Right off the bat, there isn’t much of a narrative to be found in Immortal Redneck, and that isn’t necessarily a bad thing. The title is billed as a ‘rogue-lite’ FPS, and lives up to its namesake entirely, offering 3 distinct pyramids that have rotating procedurally generated levels that change every time upon your death, resetting your progress entirely. Upon your death, any gold that was obtained from enemies can be used to upgrade Redneck’s skill tree, offering many passive benefits, stat increases as well as new skill and weapon sets in the form of ‘favors’ from the gods, of which there are 9 in total. The general gameplay premise for Immortal Redneck is a combination of entering a room, clearing it of enemies and proceeding into the next room in the chain, and while this may sound ridiculously simple, it actually poses a decent amount of replayability; couple it together with some ridiculously fun gunplay and you’ve got a winning formula for a title that only gets better the more time you put into it (Redneck’s foul mouthed mid-combat quotes sweeten the deal even further). Speaking of weapons, the game features a plethora of different armaments, everything from magical ankhs, to AK47s, to potato launchers can be used to dispatch your enemies.
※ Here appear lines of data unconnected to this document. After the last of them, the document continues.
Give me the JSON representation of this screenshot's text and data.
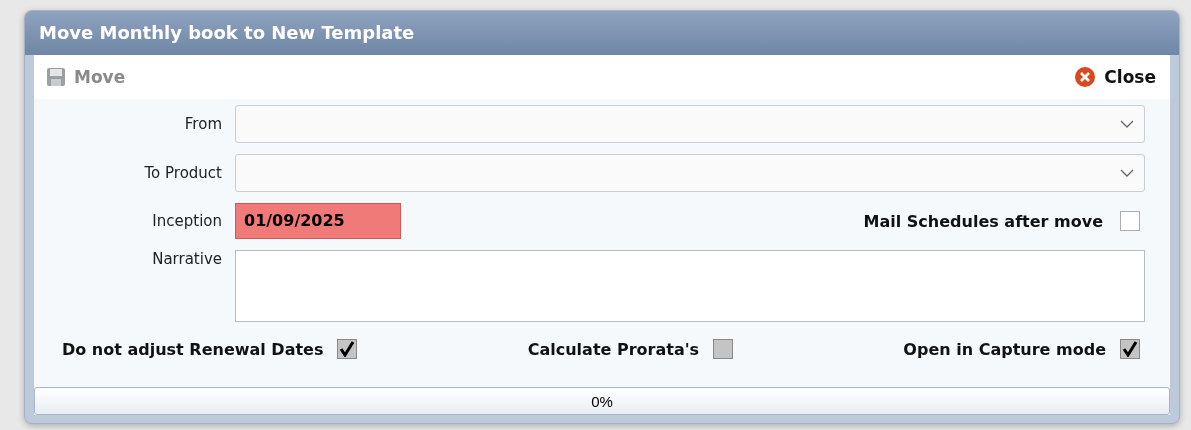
{
  "window": {
    "title": "Move Monthly book to New Template"
  },
  "toolbar": {
    "move": {
      "label": "Move",
      "disabled": true
    },
    "close": {
      "label": "Close"
    }
  },
  "from": {
    "label": "From"
  },
  "to_product": {
    "label": "To Product"
  },
  "inception": {
    "label": "Inception",
    "value": "01/09/2025",
    "invalid": true
  },
  "mail_schedules": {
    "label": "Mail Schedules after move",
    "checked": false,
    "disabled": false
  },
  "narrative": {
    "label": "Narrative"
  },
  "options": [
    {
      "label": "Do not adjust Renewal Dates",
      "checked": true,
      "disabled": true
    },
    {
      "label": "Calculate Prorata's",
      "checked": false,
      "disabled": true
    },
    {
      "label": "Open in Capture mode",
      "checked": true,
      "disabled": true
    }
  ],
  "progress": {
    "level": 0,
    "reading": "0%"
  }
}
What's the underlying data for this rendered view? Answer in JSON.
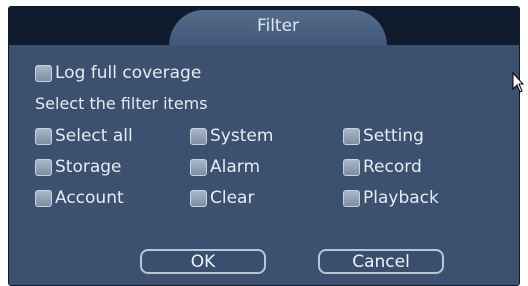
{
  "dialog": {
    "title": "Filter",
    "log_full_coverage": "Log full coverage",
    "filter_heading": "Select the filter items",
    "items": [
      {
        "label": "Select all"
      },
      {
        "label": "System"
      },
      {
        "label": "Setting"
      },
      {
        "label": "Storage"
      },
      {
        "label": "Alarm"
      },
      {
        "label": "Record"
      },
      {
        "label": "Account"
      },
      {
        "label": "Clear"
      },
      {
        "label": "Playback"
      }
    ],
    "ok_label": "OK",
    "cancel_label": "Cancel"
  },
  "colors": {
    "panel": "#3c5170",
    "titlebar": "#0f1b2c",
    "checkbox": "#a9b7c8",
    "text": "#e6ebf2"
  }
}
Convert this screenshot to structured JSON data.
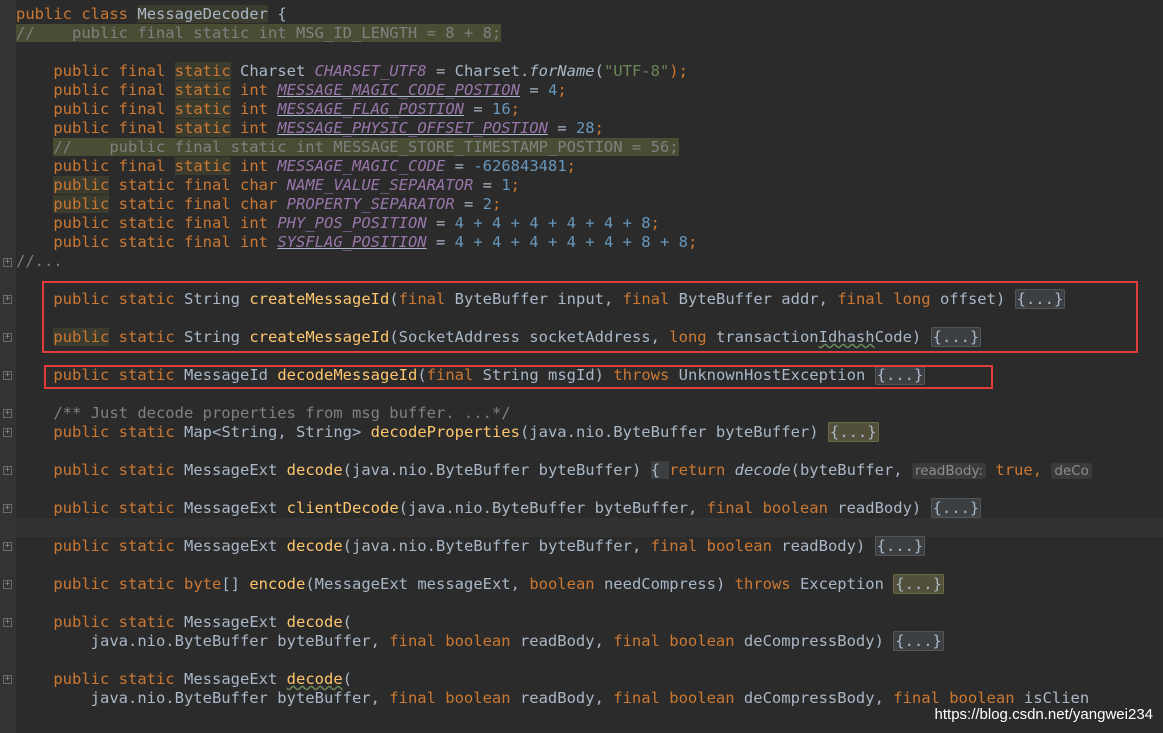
{
  "editor": {
    "language": "Java",
    "theme_colors": {
      "background": "#2b2b2b",
      "keyword": "#cc7832",
      "function": "#ffc66d",
      "constant": "#9876aa",
      "number": "#6897bb",
      "string": "#6a8759",
      "comment": "#808080",
      "highlight_box": "#e03c3c"
    }
  },
  "code": {
    "l1_public": "public",
    "l1_class": "class",
    "l1_name": "MessageDecoder",
    "l1_brace": " {",
    "l2": "//    public final static int MSG_ID_LENGTH = 8 + 8;",
    "l4_mods": "public final",
    "l4_static": "static",
    "l4_type": " Charset ",
    "l4_const": "CHARSET_UTF8",
    "l4_eq": " = Charset.",
    "l4_call": "forName",
    "l4_open": "(",
    "l4_str": "\"UTF-8\"",
    "l4_end": ");",
    "l5_const": "MESSAGE_MAGIC_CODE_POSTION",
    "l5_val": "4",
    "l6_const": "MESSAGE_FLAG_POSTION",
    "l6_val": "16",
    "l7_const": "MESSAGE_PHYSIC_OFFSET_POSTION",
    "l7_val": "28",
    "l8": "//    public final static int MESSAGE_STORE_TIMESTAMP_POSTION = 56;",
    "l9_const": "MESSAGE_MAGIC_CODE",
    "l9_val": "-626843481",
    "l10_const": "NAME_VALUE_SEPARATOR",
    "l10_val": "1",
    "l11_const": "PROPERTY_SEPARATOR",
    "l11_val": "2",
    "l12_const": "PHY_POS_POSITION",
    "l12_expr": "4 + 4 + 4 + 4 + 4 + 8",
    "l13_const": "SYSFLAG_POSITION",
    "l13_expr": "4 + 4 + 4 + 4 + 4 + 8 + 8",
    "l14": "//...",
    "l16_fn": "createMessageId",
    "l16_params_a": "(",
    "l16_p1": "final",
    "l16_p2": " ByteBuffer input, ",
    "l16_p3": "final",
    "l16_p4": " ByteBuffer addr, ",
    "l16_p5": "final long",
    "l16_p6": " offset) ",
    "l18_fn": "createMessageId",
    "l18_params": "(SocketAddress socketAddress, ",
    "l18_long": "long",
    "l18_param2a": " transaction",
    "l18_param2b": "Idhash",
    "l18_param2c": "Code) ",
    "l20_type": "MessageId ",
    "l20_fn": "decodeMessageId",
    "l20_open": "(",
    "l20_final": "final",
    "l20_param": " String msgId) ",
    "l20_throws": "throws",
    "l20_exc": " UnknownHostException ",
    "l22": "/** Just decode properties from msg buffer. ...*/",
    "l23_type": "Map<String, String> ",
    "l23_fn": "decodeProperties",
    "l23_param": "(java.nio.ByteBuffer byteBuffer) ",
    "l25_type": "MessageExt ",
    "l25_fn": "decode",
    "l25_param": "(java.nio.ByteBuffer byteBuffer) ",
    "l25_brace": "{ ",
    "l25_return": "return",
    "l25_call": "decode",
    "l25_args": "(byteBuffer, ",
    "l25_hint1": "readBody:",
    "l25_true": "true",
    "l25_comma": ", ",
    "l25_hint2": "deCo",
    "l27_fn": "clientDecode",
    "l27_param": "(java.nio.ByteBuffer byteBuffer, ",
    "l27_fb": "final boolean",
    "l27_rb": " readBody) ",
    "l29_fn": "decode",
    "l29_param": "(java.nio.ByteBuffer byteBuffer, ",
    "l29_fb": "final boolean",
    "l29_rb": " readBody) ",
    "l31_type": "byte",
    "l31_arr": "[] ",
    "l31_fn": "encode",
    "l31_param": "(MessageExt messageExt, ",
    "l31_bool": "boolean",
    "l31_param2": " needCompress) ",
    "l31_throws": "throws",
    "l31_exc": " Exception ",
    "l33_fn": "decode",
    "l33_open": "(",
    "l34_a": "    java.nio.ByteBuffer byteBuffer, ",
    "l34_fb1": "final boolean",
    "l34_b": " readBody, ",
    "l34_fb2": "final boolean",
    "l34_c": " deCompressBody) ",
    "l36_fn": "decode",
    "l37_c": " deCompressBody, ",
    "l37_fb3": "final boolean",
    "l37_d": " isClien",
    "kw_public": "public",
    "kw_static": "static",
    "kw_final": "final",
    "kw_public_final": "public final",
    "kw_static_final": "static final",
    "kw_int": "int",
    "kw_char": "char",
    "t_string": "String ",
    "t_messageext": "MessageExt ",
    "eq": " = ",
    "semi": ";",
    "fold": "{...}"
  },
  "watermark": "https://blog.csdn.net/yangwei234"
}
Immortal Redneck takes a lot of cues from Doom (2016) in the gunplay department, offering tight and frantic fast-paced combat that is overwhelmingly fun to play yet still a consistent challenge the further up the pyramids that you get. Each floor increases the damage of individual enemies, while increasing the loot gains from the floor prior; each pyramid also has a number of bosses that are by far the games strongest challenge (even if it is heavily annoying dying after making so much progress).
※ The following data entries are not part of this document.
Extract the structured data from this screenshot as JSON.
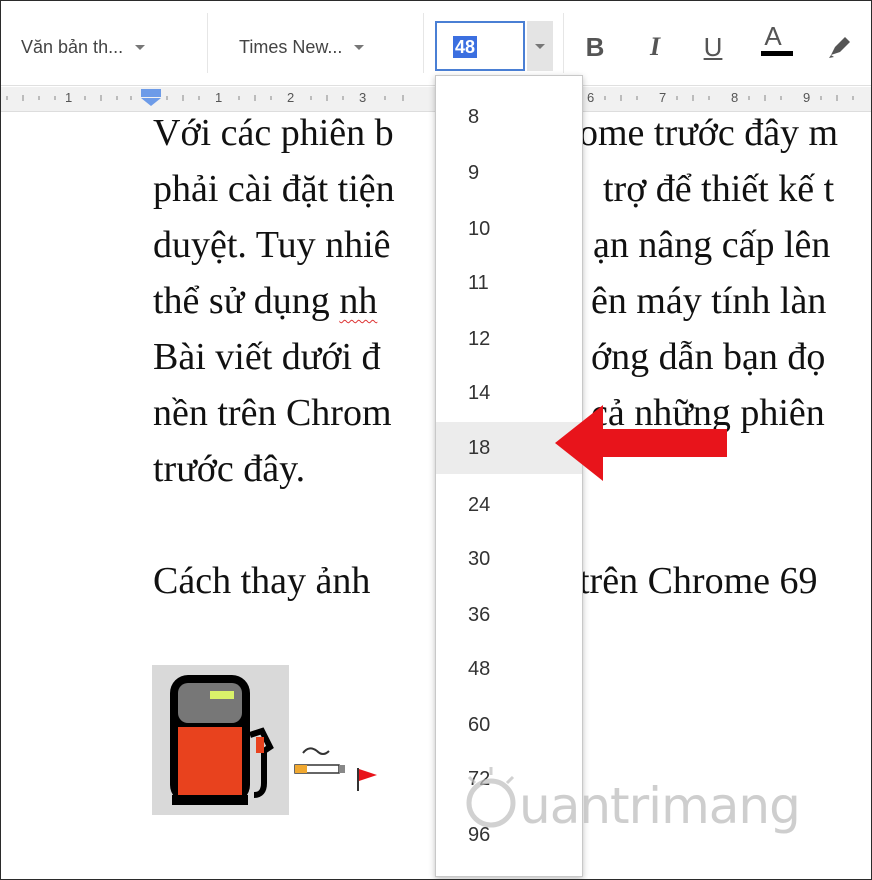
{
  "toolbar": {
    "style_select": "Văn bản th...",
    "font_select": "Times New...",
    "font_size_value": "48",
    "bold_label": "B",
    "italic_label": "I",
    "underline_label": "U",
    "text_color_label": "A",
    "text_color": "#000000",
    "highlight_icon": "marker-icon"
  },
  "ruler": {
    "numbers": [
      "1",
      "1",
      "2",
      "3",
      "6",
      "7",
      "8",
      "9"
    ]
  },
  "document": {
    "lines": [
      "Với các phiên b",
      "ome trước đây m",
      "phải cài đặt tiện",
      "trợ để thiết kế t",
      "duyệt. Tuy nhiê",
      "ạn nâng cấp lên",
      "thể sử dụng ",
      "nh",
      "ên máy tính làn",
      "Bài viết dưới đ",
      "ớng dẫn bạn đọ",
      "nền trên Chrom",
      "cả những phiên",
      "trước đây.",
      "Cách thay ảnh",
      "trên Chrome 69"
    ]
  },
  "font_size_options": [
    {
      "value": "8"
    },
    {
      "value": "9"
    },
    {
      "value": "10"
    },
    {
      "value": "11"
    },
    {
      "value": "12"
    },
    {
      "value": "14"
    },
    {
      "value": "18",
      "selected": true
    },
    {
      "value": "24"
    },
    {
      "value": "30"
    },
    {
      "value": "36"
    },
    {
      "value": "48"
    },
    {
      "value": "60"
    },
    {
      "value": "72"
    },
    {
      "value": "96"
    }
  ],
  "colors": {
    "accent": "#4a7fd4",
    "selection": "#3b6fe0",
    "annotation_arrow": "#e8141b",
    "pump_body": "#e8421e"
  },
  "watermark": {
    "text": "uantrimang",
    "icon": "lightbulb-icon"
  }
}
After some time of getting to learn the game’s mechanics is where Immortal Redneck comes to life, as the initial couple of hours offer very little in terms of progression or gameplay development. The aforementioned skill tree is where most of the development lies (which is quite a slow burner to begin with) eventually unlocking the games ‘favors’ of the ancient Egyptian gods, which offer different passive benefits, loadouts and signature abilities depending on your playstyle (they can also be upgraded too). I spent the vast majority of the game playing under Sekhmet (the goddess of healing) which offered dual revolvers, flame spells, a spiritually-charged ankh as well as an ability to turn all lootable items on screen into steak (Rednecks do love their grilled meat) which act as the games healing items. In addition to the games skill tree is the merchant, who offers scrolls that act as gameplay modifiers which can drastically change the pace of the game; one of the most useful scrolls in the game keeps the dungeon layout of your previous crawl intact, giving you a second chance if you were having a particularly good run. While there is a lot of fun to be had in Immortal Redneck, the game does begin to get a bit tedious and repetitive towards the end of its 15 hour ‘campaign’ (longer if you don’t take to the mechanics that well).
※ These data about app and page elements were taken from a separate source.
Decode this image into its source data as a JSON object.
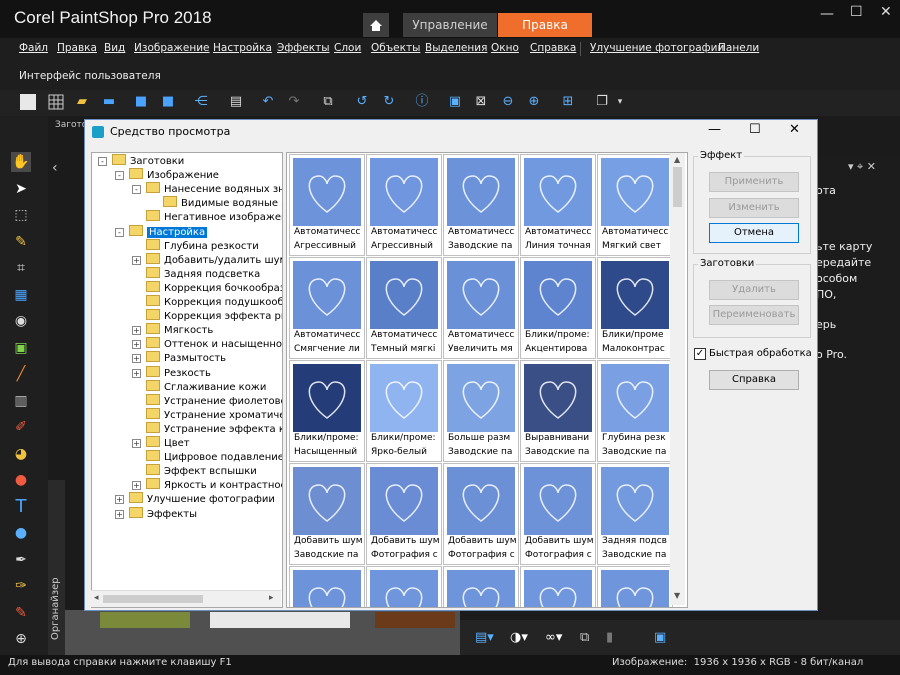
{
  "app": {
    "title": "Corel PaintShop Pro 2018",
    "tabs": [
      "Управление",
      "Правка"
    ]
  },
  "menu": {
    "items": [
      "Файл",
      "Правка",
      "Вид",
      "Изображение",
      "Настройка",
      "Эффекты",
      "Слои",
      "Объекты",
      "Выделения",
      "Окно",
      "Справка",
      "Улучшение фотографии",
      "Панели"
    ],
    "second_row": "Интерфейс пользователя"
  },
  "panel_labels": {
    "presets_short": "Заготов",
    "organizer": "Органайзер"
  },
  "right_panel_text": [
    "ота",
    "ьте карту",
    "ередайте",
    "особом",
    "ПО,",
    "ерь",
    "o Pro."
  ],
  "dialog": {
    "title": "Средство просмотра",
    "effect_group": "Эффект",
    "presets_group": "Заготовки",
    "buttons": {
      "apply": "Применить",
      "modify": "Изменить",
      "cancel": "Отмена",
      "delete": "Удалить",
      "rename": "Переименовать",
      "help": "Справка"
    },
    "quick_label": "Быстрая обработка",
    "quick_checked": true,
    "tree": [
      {
        "label": "Заготовки",
        "level": 0,
        "exp": "-"
      },
      {
        "label": "Изображение",
        "level": 1,
        "exp": "-"
      },
      {
        "label": "Нанесение водяных знак",
        "level": 2,
        "exp": "-"
      },
      {
        "label": "Видимые водяные зн",
        "level": 3,
        "exp": ""
      },
      {
        "label": "Негативное изображени",
        "level": 2,
        "exp": ""
      },
      {
        "label": "Настройка",
        "level": 1,
        "exp": "-",
        "selected": true
      },
      {
        "label": "Глубина резкости",
        "level": 2,
        "exp": ""
      },
      {
        "label": "Добавить/удалить шум",
        "level": 2,
        "exp": "+"
      },
      {
        "label": "Задняя подсветка",
        "level": 2,
        "exp": ""
      },
      {
        "label": "Коррекция бочкообразн",
        "level": 2,
        "exp": ""
      },
      {
        "label": "Коррекция подушкообра",
        "level": 2,
        "exp": ""
      },
      {
        "label": "Коррекция эффекта рыб",
        "level": 2,
        "exp": ""
      },
      {
        "label": "Мягкость",
        "level": 2,
        "exp": "+"
      },
      {
        "label": "Оттенок и насыщенност",
        "level": 2,
        "exp": "+"
      },
      {
        "label": "Размытость",
        "level": 2,
        "exp": "+"
      },
      {
        "label": "Резкость",
        "level": 2,
        "exp": "+"
      },
      {
        "label": "Сглаживание кожи",
        "level": 2,
        "exp": ""
      },
      {
        "label": "Устранение фиолетовой",
        "level": 2,
        "exp": ""
      },
      {
        "label": "Устранение хроматическ",
        "level": 2,
        "exp": ""
      },
      {
        "label": "Устранение эффекта кра",
        "level": 2,
        "exp": ""
      },
      {
        "label": "Цвет",
        "level": 2,
        "exp": "+"
      },
      {
        "label": "Цифровое подавление ш",
        "level": 2,
        "exp": ""
      },
      {
        "label": "Эффект вспышки",
        "level": 2,
        "exp": ""
      },
      {
        "label": "Яркость и контрастност",
        "level": 2,
        "exp": "+"
      },
      {
        "label": "Улучшение фотографии",
        "level": 1,
        "exp": "+"
      },
      {
        "label": "Эффекты",
        "level": 1,
        "exp": "+"
      }
    ],
    "thumbs": [
      {
        "c1": "Автоматичесс",
        "c2": "Агрессивный",
        "col": "#6d93db"
      },
      {
        "c1": "Автоматичесс",
        "c2": "Агрессивный",
        "col": "#6f96df"
      },
      {
        "c1": "Автоматичесс",
        "c2": "Заводские па",
        "col": "#6c92da"
      },
      {
        "c1": "Автоматичесс",
        "c2": "Линия точная",
        "col": "#7199e0"
      },
      {
        "c1": "Автоматичесс",
        "c2": "Мягкий свет",
        "col": "#77a0e4"
      },
      {
        "c1": "Автоматичесс",
        "c2": "Смягчение ли",
        "col": "#6b91d8"
      },
      {
        "c1": "Автоматичесс",
        "c2": "Темный мягкі",
        "col": "#5a7fc9"
      },
      {
        "c1": "Автоматичесс",
        "c2": "Увеличить мя",
        "col": "#6a90d8"
      },
      {
        "c1": "Блики/проме:",
        "c2": "Акцентирова",
        "col": "#5e84cf"
      },
      {
        "c1": "Блики/проме",
        "c2": "Малоконтрас",
        "col": "#2e4a8a"
      },
      {
        "c1": "Блики/проме:",
        "c2": "Насыщенный",
        "col": "#243c78"
      },
      {
        "c1": "Блики/проме:",
        "c2": "Ярко-белый",
        "col": "#8fb4ef"
      },
      {
        "c1": "Больше разм",
        "c2": "Заводские па",
        "col": "#7ea3e2"
      },
      {
        "c1": "Выравнивани",
        "c2": "Заводские па",
        "col": "#3a4f86"
      },
      {
        "c1": "Глубина резк",
        "c2": "Заводские па",
        "col": "#7aa0e3"
      },
      {
        "c1": "Добавить шум",
        "c2": "Заводские па",
        "col": "#6d8ed0"
      },
      {
        "c1": "Добавить шум",
        "c2": "Фотография с",
        "col": "#6a8cd4"
      },
      {
        "c1": "Добавить шум",
        "c2": "Фотография с",
        "col": "#6c90d6"
      },
      {
        "c1": "Добавить шум",
        "c2": "Фотография с",
        "col": "#6d92d8"
      },
      {
        "c1": "Задняя подсв",
        "c2": "Заводские па",
        "col": "#7399de"
      },
      {
        "c1": "",
        "c2": "",
        "col": "#6d93db"
      },
      {
        "c1": "",
        "c2": "",
        "col": "#6f95dc"
      },
      {
        "c1": "",
        "c2": "",
        "col": "#6e94db"
      },
      {
        "c1": "",
        "c2": "",
        "col": "#7097dd"
      },
      {
        "c1": "",
        "c2": "",
        "col": "#6f95dc"
      }
    ]
  },
  "status": {
    "left": "Для вывода справки нажмите клавишу F1",
    "right": "Изображение:  1936 x 1936 x RGB - 8 бит/канал"
  }
}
“That lion lady can turn shit into steak? I’m in fuckin’ paradise!”
Overall, there’s not much to hate when it comes to Immortal Redneck, as it manages to capture the spirit of the old-school shooter and has genuinely fun gameplay to boot, albeit having an over the top and somewhat insane (or lack thereof) narrative direction. It won’t be a title for everyone, but if you’re looking for a fun arcade-esque shooter with a sense of humour, you could do a lot worse than Immortal Redneck.
A review code was provided by Stride PR.